From Where I stand: Having received mental health psychosocial support, I am now better placed to support other women in my community
Tabitha Malang is a South Sudanese refugee living in Uganda and a change agent in her refugee settlement. Malang is one of the beneficiaries of the Mental Health Psychosocial Support intervention provided by UN Women under the Leadership Empowerment Access and Protection (LEAP) programme funded by the Government of Japan. After experiencing sexual gender-based violence, Malang received counselling, therapy and life skills, which have enabled her to be an advocate for peaceful families.

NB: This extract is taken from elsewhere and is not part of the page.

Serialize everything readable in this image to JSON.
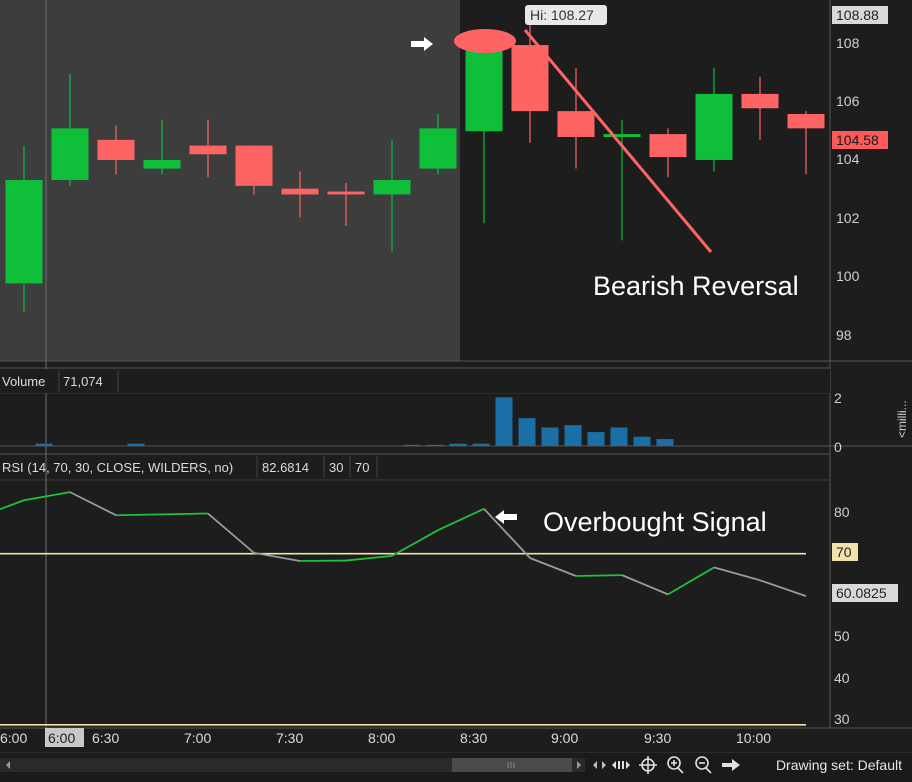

At the age of 14 years, Tabitha Malang was forced by her uncle to marry a man that was three times her age. Having lost both her parents when she was a toddler, Tabitha was raised by her uncle, who seized the earliest opportunity to marry her off.
“I was not ready for marriage. My uncle married me off without my consent. My husband forced me into sexual acts and whenever I objected, he beat me up leaving me in great pain. Sometimes, I resorted to sleeping outside of our home for fear of being sexually and physically harassed. The marriage left me without peace, and I was experiencing mental distress, hopelessness and isolation” Malang sadly recounted her experience.
At the height of these challenges, Malang fled South Sudan to Uganda and has since 2018 lived in Ayilo I Refugee Settlement in Adjumani District where she was resettled as a refugee together with six dependants, her two biological and four children of her late sister.
“Before I received psychosocial support, I was always angry, withdrawn, and uncertain of the next day. In January 2022, I shared with my neighbour the emotional and mental health challenges I was experiencing, and she introduced me to the Transcultural Psychosocial Organisation (TPO Uganda)” Malang said.
UN Women with funding from the Government of Japan works with TPO Uganda to provide mental health and psychosocial support to women and girls in refugee and host communities in Uganda. Through this intervention women and girls receive mental health awareness and screening, and are enrolled into Cognitive Behavioural Therapy (CBT) sessions where they receive counselling and learn life skills.
“In January 2022, my neighbour invited me to attend a meeting that was being facilitated by TPO. I was given a platform to share my distress without being judged, which gave me hope that I would finally recover from the mental health challenges I was experiencing. Today, I am a happy woman, able to take care of myself and children,” said Malang excited about the transformation in her life.
Malang is now a change agent in her community, passionate about building peaceful and happy families. By the end of 2022, Malang had supported five families through mediation and eight women with counselling services.